2024 Annual Patron’s Lecture: The Sword and the Scales

The Military and the Administration of Justice in NSW Since Colonial Times

Major General the Hon Paul Brereton AM RFD SC

17 May 2024 marks the bicentenary of the Supreme Court of New South Wales and the proclamation of the Third Charter of Justice. This provides an occasion to review the long and enduring connection between the military and the administration of justice in this state.

Under the First Charter of Justice of 1788, the military played a central role in the administration of justice in New South Wales. The first judicial officer in the colony was not a lawyer, but an Army Officer – the Deputy Judge-Advocate, Captain David Collins (pictured). The lecture draws on the story of his life and work, told by the late Hon JF Nagle – a distinguished judge of the Supreme Court and Commando officer – in Collins, The Courts & The Colony (1996), to cover his manifold responsibilities, including convening and presiding over the criminal and civil courts of the colony. The criminal court was constituted by him and six naval or military officers. This unique court administered the criminal law in NSW until the present Supreme Court commenced on 17 May 1824. The original civil court was constituted by the deputy judge-advocate and two “fit and proper” persons being resident in the colony, appointed by the Governor. It was superseded, under the Second Charter of 1814, by the first Supreme Court, presided over by a judge with two magistrates.

  • The Court’s bicentennial history, Constant Guardian: Changing Times – The Supreme Court of NSW 1824-2024, contains a chapter by Tony Cunneen, which relates the story of the nexus between the Court and the military, on which the lecture draws to illustrate the evolving but enduring nexus, including:
    overt judicial support for the despatch of contingents from the colony to the Soudan in 1885 and to South Africa in 1899,
  • unconditional support for the war effort in 1914-1918,
  • a more discerning approach during 1939-1945 and the Vietnam years,
  • the use of judges of the Court to conduct military inquiries, and
  • the service of judges as Judge Advocate Generals and on the Defence Force Discipline Appeals Tribunal.

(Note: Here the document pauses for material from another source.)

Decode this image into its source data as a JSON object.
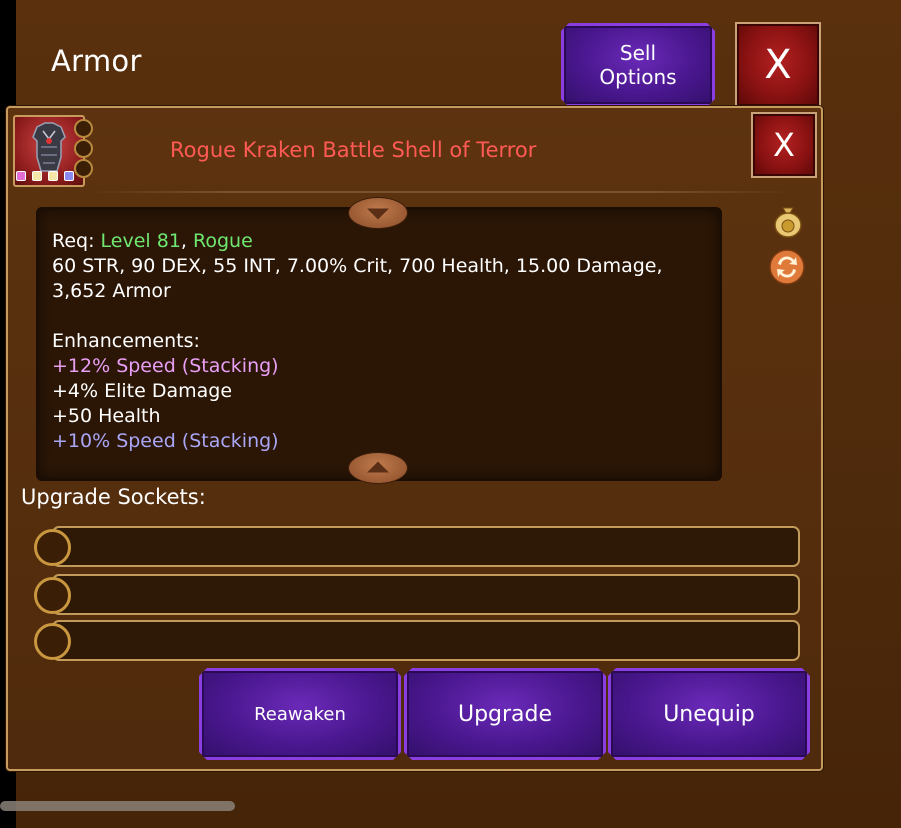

About the Presenter

Justice Brereton was born in Sydney and practised as a solicitor from 1982 to 1987 and as a barrister from 1987 to  2005. He was appointed Senior Counsel in 1998. In 2005 he was sworn in as a Judge of the Supreme Court of New South Wales and joined the NSW Court of Appeal in August 2018. Justice Brereton is an Army Reservist who holds the rank of Major General. He enlisted in the Army Reserve in Sydney University Regiment in 1975, and was commissioned in the Royal Australian Infantry in 1979. He has served as Second-in-Command Sydney University Regiment (1994-6), Commanding Officer 4th/3rd Battalion. the Royal New South Wales Regiment (1997-99), Chief of Staff 5th Brigade (2008-10). From 2011 to 2013 he was Head of Cadet Reserve and Employer Support Division. He holds honorary appointments as Colonel Commandant of the Royal NSW Regiement and the University of NSW Regiment. He also sits as a member of the Defence Force Discipline Appeals Tribunal and acts as Assistant Inspector-General of the Australian Defence Force. Justice Brereton was honoured with membership of the Order of Australia (Military Division) in 2010 and received the Reserve Force Decoration in 1995. He led an Inspector-General of the Australian Defence Force investigation into alleged criminal misconduct on the battlefield by Australian Special forces in Afghanistan, issuing the Inspector-General of the Australian Defence Force Afghanistan Inquiry Report in November 2020. Justice Brereton was recently appointed the first commissioner of the federal National Anti-Corruption Commission. He is Patron of the Military History Society of New South Wales.


The 2021 venue for The Military History Society of New South Wales lecture program will be the Auditorium at the Anzac Memorial Hyde Park, corner of Elizabeth and Liverpool Streets, Sydney CBD. Numerous bus services stop at the location and Museum railway station is only 160 metres away. The venue will be opening its doors at 10:30AM sharp.